Despite recent volatility in capital markets, conduit lenders are confident they will stay on track to originate more loans this year in any year since 2008. “Whatever we lost, by the end of the year gets made up,” says E.J. Burke, executive vice president and group head of KeyBank Real Estate Capital.
Interest rates for conduit loans rose earlier this summer in line with the rise in 10-year Treasuries. Conduit interest rates depend largely on the yield that investors demand for, which spiked up in May for AAA-rated CMBS from about 80 basis points over the swap rate to about 130 basis points in July, according to data from Commercial Mortgage Alert. But the CMBS yields fell back again in August to a little over 100 basis points.
Including the steady rise in yields for Treasury bonds, conduit lenders are now offering 10-year interest rates in the 5.4 percent to 5.5 percent range, experts say. That significantly less than the high rates offered this summer, but still higher than the 4.5 percent to 4.75 percent conduit interest rates common earlier this year.
Most experts expect that interest rates will continue to rise over the long term from their historic lows. In the short term, conduit interest rates are volatile—that that means they both rise and fall depending on the mood of investors. As a result, rates on conduit loans will not only go up in this environment, according to Burke.
Most experts agree that interest rates will rise from their historic lows this spring—but the process will be slow, keeping interest rates relatively low for a long time. The process is also likely to be uneven. Within that long-term trend, rates are likely to rise and fall and rise again.
Most vulnerable to volatility
Higher interest rates for commercial and multifamily financing this summer had the greatest effect on lenders who securitize loans through the capital markets, such as conduit lenders who bundle loans into CMBS pools and Fannie Mae and Freddie Mac lenders.
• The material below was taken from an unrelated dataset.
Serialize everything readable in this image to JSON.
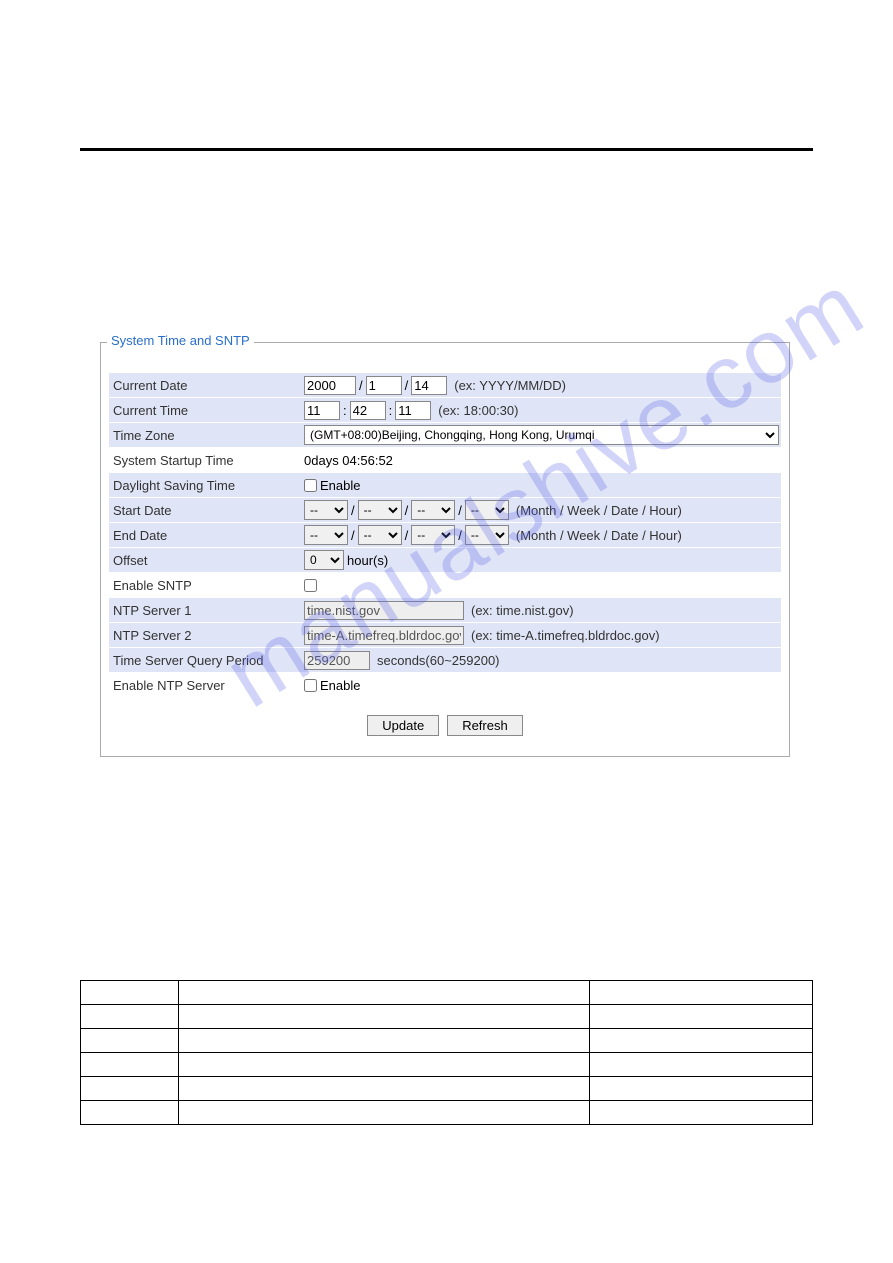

Borrowers reacted by exploring other options.
Lenders that keep loans on their own balance sheets benefitted. “We had a number ofwe thought we would securitize into CMBS,” says Burke. However, when interest rates rose, many borrowers pursued other options such as life companies or regional and community banks, says Burke. Other refinances borrower under no immediate pressure to close simple waited to see if interest rates might fall back slightly after spiking up—which they did for many borrowers.
Despite the volatility in the yield investors pay for CMBS, there seems to be enough investors buying CMBS to keep the market liquid and growing. “Long-term it seems to me that CMBS is regaining its footing,” says Burke. Conduits are expected to issue about $65 billion in CMBS in 2013—a sharp improvement from 2012 as the CMBS continues to strengthen after the financial crash. That includes any slowdown in the volume CMBS loans over this volatile summer.
There’s still a lot of room for the CMBS business to grow. Conduits issued $244 billion in 2007, the last year before the financial crisis hit the CMBS market, according to data provided by Jamie Woodwell, vice president in the research and economics group at the Mortgage Bankers Association (MBA).
Healthy investor demand for CMBS includes the investors who buy the riskiest, B-piece CMBS—these investors are the ultimate limit on the kind of underwriting terms lenders can offer. “There seems to be a fair amount of new participants. … There’s pretty consistent demand for non-investment grade or B-piece CMBS,” says Burke.
For all the ups and downs of interest rates for conduit loans, the terms offered by conduit lenders have barely changed. “Anytime lenders push underwriting, it could impair value,” says KeyBank’s Burke. “In a volatile environment, everyone is less likely to push things.”
Stronger real estate fundamentals should help keep bond investors interested in commercial real estate. "With favorable fundamentals, transaction volumes remained healthy,” says Michael Gerdes, managing director and head of U.S. CMBS and CRE CDO Surveillance for Moody’s Investors Service. Limited construction and positive absorption are helping properties. "Multifamily and hotel markets continue to perform strongly, although the pace of improvement is going to slow down,” according to the Moody’s forecast. “The recovery of the office and retail sectors has been more muted but their performance will also improve, in tandem with employment and economic growth."
More loans for commercial properties
Lenders are making more loans of almost every type for commercial and multifamily properties. Loan originations for these properties were up more 8 percent in the first half of 2013 compared to the first half of 2012. Conduit loan originations grew the fastest—by 22 percent compared to the year before. Fannie Mae and Freddie Mac loan originations also grew by 20 percent and bank loan originations grew by 11 percent, according to MBA.
The volume of life company loan originations to commercial and multifamily properties stayed about level from the first half of 2012 to 2013 – that includes a very slow first quarter and a very busy second quarter. MBA expects lending from life companies to grow strongly overall in 2013 for those class-A properties that life companies favor.